It’s also interesting that tonight, on the regional current affairs programme for the Bristol area, Close Up West, that they mentioned self-reliance as a factor in the high rate of male suicide. Suicide is the leading killer of men under 50. Five times more men commit suicide than women. In Bristol the rate is even higher: it’s six times more. The hospitals in Bristol and Bristol uni are taking steps to counter and treat this. Among the factors cited for the high suicide in my fair city by one of the female doctors interviewed was the current economic climate. Joblessness, and immense debt incurring while studying, which also didn’t give you a job after you graduated, were important factors. Women were better able to cope because they were more open and had more ‘networks of support’, in the sense of sympathetic friends. Men suffered because they tended not to go to the doctor. And part of this was the need to be self-reliant. If you’re a bloke, you can’t be so ready to be weak, or seen as weak and unable to cope. And so it destroys those who need help, and can’t cope. Like one in four British citizens in their lifetime.
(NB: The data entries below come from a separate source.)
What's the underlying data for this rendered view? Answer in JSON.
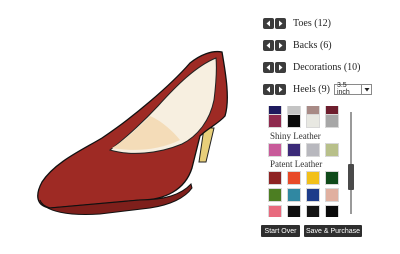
{
  "options": [
    {
      "label": "Toes (12)"
    },
    {
      "label": "Backs (6)"
    },
    {
      "label": "Decorations (10)"
    },
    {
      "label": "Heels (9)"
    }
  ],
  "heel_height": {
    "selected": "3.5 inch"
  },
  "swatches": {
    "top_partial": [
      "#1e1a5e",
      "#c4c4c4",
      "#a88a86",
      "#6e1e2e"
    ],
    "top_row": [
      "#8e2a4e",
      "#0a0a0a",
      "#e8e8e2",
      "#a7a7a7"
    ],
    "shiny_leather": {
      "label": "Shiny Leather",
      "colors": [
        "#c85a9a",
        "#3b2a78",
        "#b8b8be",
        "#b8c08a"
      ]
    },
    "patent_leather": {
      "label": "Patent Leather",
      "rows": [
        [
          "#8e2323",
          "#e84a28",
          "#f2c01a",
          "#0f4a1a"
        ],
        [
          "#4c7e22",
          "#3088a2",
          "#1e3c8a",
          "#e0b0a0"
        ],
        [
          "#e86a7e",
          "#101010",
          "#141414",
          "#0a0a0a"
        ]
      ]
    }
  },
  "buttons": {
    "start_over": "Start Over",
    "save_purchase": "Save & Purchase"
  },
  "colors": {
    "shoe": "#9e2a24",
    "lining": "#f7efe0",
    "heel": "#e8cf7a"
  }
}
The Victorians had a lot of virtues. They were clever, inventive, worked hard, and at their very best had a very strong sense of moral responsibility and social consciousness. Among the men and women, who campaigned against slavery, were people who lived, worked and worshipped with the people they were sworn to champion, and they suffered from it at the hands of the bigoted and privileged. Marxism as a political theory is deeply flawed, but Marx himself was fired by a genuine, burning outrage at the poverty and squalor he saw around him. As were F.D. Maurice and many of the Christian Socialists he disparaged. But ‘less eligibility’ is a vile doctrine, that should have gone out along with the Poor Law and the Workhouse. It should have no place in the 21st century.